Data records for software interfaces
◇ ◇ ◇
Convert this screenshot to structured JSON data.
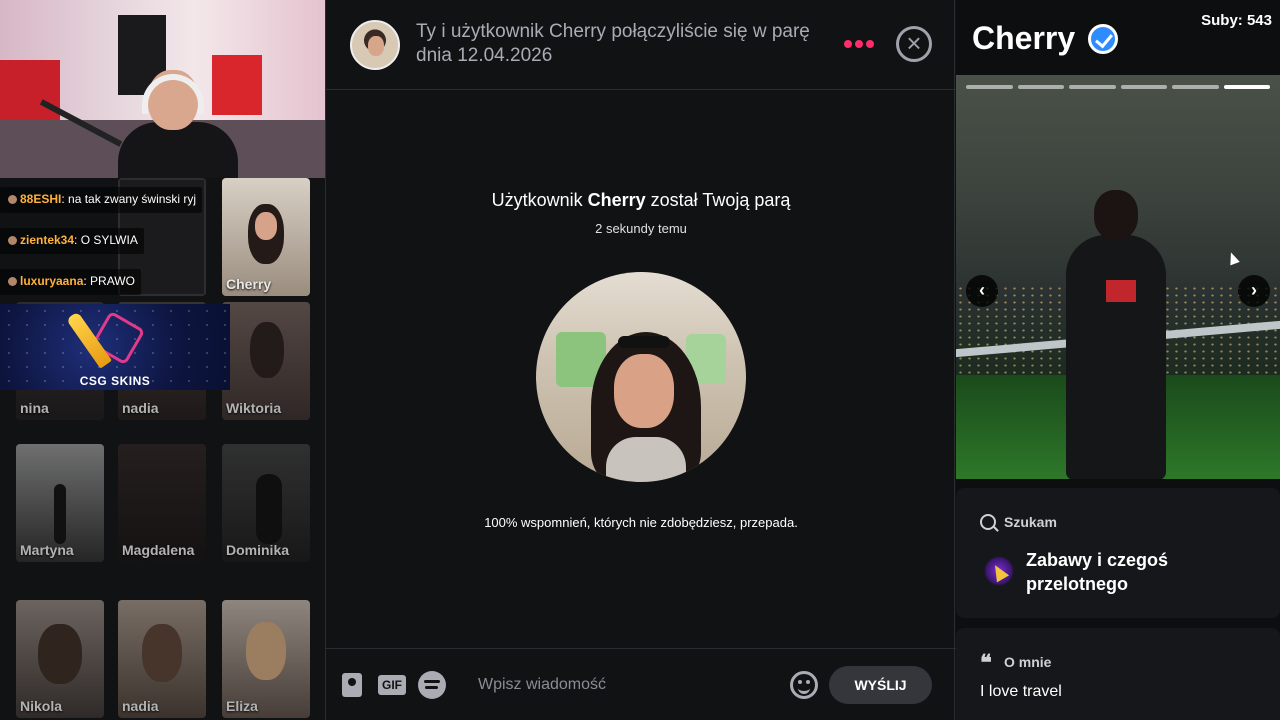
{
  "left_panel": {
    "chat_messages": [
      {
        "user": "88ESHI",
        "text": "na tak zwany świnski ryj"
      },
      {
        "user": "zientek34",
        "text": "O SYLWIA"
      },
      {
        "user": "luxuryaana",
        "text": "PRAWO"
      }
    ],
    "ad_brand": "CSG SKINS",
    "profiles": [
      {
        "name": "Cherry"
      },
      {
        "name": "nina"
      },
      {
        "name": "nadia"
      },
      {
        "name": "Wiktoria"
      },
      {
        "name": "Martyna"
      },
      {
        "name": "Magdalena"
      },
      {
        "name": "Dominika"
      },
      {
        "name": "Nikola"
      },
      {
        "name": "nadia"
      },
      {
        "name": "Eliza"
      }
    ]
  },
  "conversation": {
    "header_text": "Ty i użytkownik Cherry połączyliście się w parę dnia 12.04.2026",
    "match_prefix": "Użytkownik ",
    "match_name": "Cherry",
    "match_suffix": " został Twoją parą",
    "match_time": "2 sekundy temu",
    "quote": "100% wspomnień, których nie zdobędziesz, przepada.",
    "composer": {
      "gif_label": "GIF",
      "placeholder": "Wpisz wiadomość",
      "send_label": "WYŚLIJ"
    }
  },
  "profile_panel": {
    "name": "Cherry",
    "subs": "Suby: 543",
    "photo_count": 6,
    "active_photo_index": 5,
    "looking_for_label": "Szukam",
    "looking_for_value": "Zabawy i czegoś przelotnego",
    "about_label": "O mnie",
    "about_text": "I love travel"
  },
  "colors": {
    "accent_pink": "#ff2d6a",
    "verified_blue": "#2f8cff",
    "chat_username": "#ffb13b",
    "panel_bg": "#111214"
  }
}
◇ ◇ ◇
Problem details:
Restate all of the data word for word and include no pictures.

Result below:
Convert this screenshot to structured JSON data.
{
  "left_panel": {
    "chat_messages": [
      {
        "user": "88ESHI",
        "text": "na tak zwany świnski ryj"
      },
      {
        "user": "zientek34",
        "text": "O SYLWIA"
      },
      {
        "user": "luxuryaana",
        "text": "PRAWO"
      }
    ],
    "ad_brand": "CSG SKINS",
    "profiles": [
      {
        "name": "Cherry"
      },
      {
        "name": "nina"
      },
      {
        "name": "nadia"
      },
      {
        "name": "Wiktoria"
      },
      {
        "name": "Martyna"
      },
      {
        "name": "Magdalena"
      },
      {
        "name": "Dominika"
      },
      {
        "name": "Nikola"
      },
      {
        "name": "nadia"
      },
      {
        "name": "Eliza"
      }
    ]
  },
  "conversation": {
    "header_text": "Ty i użytkownik Cherry połączyliście się w parę dnia 12.04.2026",
    "match_prefix": "Użytkownik ",
    "match_name": "Cherry",
    "match_suffix": " został Twoją parą",
    "match_time": "2 sekundy temu",
    "quote": "100% wspomnień, których nie zdobędziesz, przepada.",
    "composer": {
      "gif_label": "GIF",
      "placeholder": "Wpisz wiadomość",
      "send_label": "WYŚLIJ"
    }
  },
  "profile_panel": {
    "name": "Cherry",
    "subs": "Suby: 543",
    "photo_count": 6,
    "active_photo_index": 5,
    "looking_for_label": "Szukam",
    "looking_for_value": "Zabawy i czegoś przelotnego",
    "about_label": "O mnie",
    "about_text": "I love travel"
  },
  "colors": {
    "accent_pink": "#ff2d6a",
    "verified_blue": "#2f8cff",
    "chat_username": "#ffb13b",
    "panel_bg": "#111214"
  }
}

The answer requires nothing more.